■ **WHAT YOU NEED TO DO**:
Retype all of the data without changing a single word.

■ **INFORMATION**:
###

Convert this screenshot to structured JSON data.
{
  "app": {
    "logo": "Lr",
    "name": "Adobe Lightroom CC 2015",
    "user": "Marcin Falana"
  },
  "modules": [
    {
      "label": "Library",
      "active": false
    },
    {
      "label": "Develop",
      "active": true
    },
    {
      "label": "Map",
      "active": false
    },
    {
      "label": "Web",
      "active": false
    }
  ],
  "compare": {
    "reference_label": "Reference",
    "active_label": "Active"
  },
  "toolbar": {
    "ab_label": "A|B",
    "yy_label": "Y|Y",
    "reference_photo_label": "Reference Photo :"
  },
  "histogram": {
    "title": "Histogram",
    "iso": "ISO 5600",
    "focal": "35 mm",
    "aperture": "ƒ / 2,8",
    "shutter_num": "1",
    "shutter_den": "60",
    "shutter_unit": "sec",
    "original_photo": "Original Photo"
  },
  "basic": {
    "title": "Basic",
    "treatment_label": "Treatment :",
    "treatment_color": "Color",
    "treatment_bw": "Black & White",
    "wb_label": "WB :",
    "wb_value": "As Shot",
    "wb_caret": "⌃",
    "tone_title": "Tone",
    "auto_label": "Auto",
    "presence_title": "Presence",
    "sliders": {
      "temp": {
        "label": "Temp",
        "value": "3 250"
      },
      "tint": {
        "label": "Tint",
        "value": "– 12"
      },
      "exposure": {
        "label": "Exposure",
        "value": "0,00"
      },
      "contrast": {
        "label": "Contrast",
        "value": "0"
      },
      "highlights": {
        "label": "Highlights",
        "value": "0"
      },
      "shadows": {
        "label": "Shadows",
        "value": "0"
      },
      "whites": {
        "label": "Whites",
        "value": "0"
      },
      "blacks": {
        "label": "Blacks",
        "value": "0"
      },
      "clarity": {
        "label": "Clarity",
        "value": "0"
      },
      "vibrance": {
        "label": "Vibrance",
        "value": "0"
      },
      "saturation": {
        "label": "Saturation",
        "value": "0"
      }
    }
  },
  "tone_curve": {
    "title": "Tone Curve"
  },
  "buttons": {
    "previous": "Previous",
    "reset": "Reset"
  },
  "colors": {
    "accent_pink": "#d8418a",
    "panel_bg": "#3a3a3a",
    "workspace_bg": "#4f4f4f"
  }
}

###

■ **REPLY TO THE EXERCISE**:
Convert this screenshot to structured JSON data.
{
  "app": {
    "logo": "Lr",
    "name": "Adobe Lightroom CC 2015",
    "user": "Marcin Falana"
  },
  "modules": [
    {
      "label": "Library",
      "active": false
    },
    {
      "label": "Develop",
      "active": true
    },
    {
      "label": "Map",
      "active": false
    },
    {
      "label": "Web",
      "active": false
    }
  ],
  "compare": {
    "reference_label": "Reference",
    "active_label": "Active"
  },
  "toolbar": {
    "ab_label": "A|B",
    "yy_label": "Y|Y",
    "reference_photo_label": "Reference Photo :"
  },
  "histogram": {
    "title": "Histogram",
    "iso": "ISO 5600",
    "focal": "35 mm",
    "aperture": "ƒ / 2,8",
    "shutter_num": "1",
    "shutter_den": "60",
    "shutter_unit": "sec",
    "original_photo": "Original Photo"
  },
  "basic": {
    "title": "Basic",
    "treatment_label": "Treatment :",
    "treatment_color": "Color",
    "treatment_bw": "Black & White",
    "wb_label": "WB :",
    "wb_value": "As Shot",
    "wb_caret": "⌃",
    "tone_title": "Tone",
    "auto_label": "Auto",
    "presence_title": "Presence",
    "sliders": {
      "temp": {
        "label": "Temp",
        "value": "3 250"
      },
      "tint": {
        "label": "Tint",
        "value": "– 12"
      },
      "exposure": {
        "label": "Exposure",
        "value": "0,00"
      },
      "contrast": {
        "label": "Contrast",
        "value": "0"
      },
      "highlights": {
        "label": "Highlights",
        "value": "0"
      },
      "shadows": {
        "label": "Shadows",
        "value": "0"
      },
      "whites": {
        "label": "Whites",
        "value": "0"
      },
      "blacks": {
        "label": "Blacks",
        "value": "0"
      },
      "clarity": {
        "label": "Clarity",
        "value": "0"
      },
      "vibrance": {
        "label": "Vibrance",
        "value": "0"
      },
      "saturation": {
        "label": "Saturation",
        "value": "0"
      }
    }
  },
  "tone_curve": {
    "title": "Tone Curve"
  },
  "buttons": {
    "previous": "Previous",
    "reset": "Reset"
  },
  "colors": {
    "accent_pink": "#d8418a",
    "panel_bg": "#3a3a3a",
    "workspace_bg": "#4f4f4f"
  }
}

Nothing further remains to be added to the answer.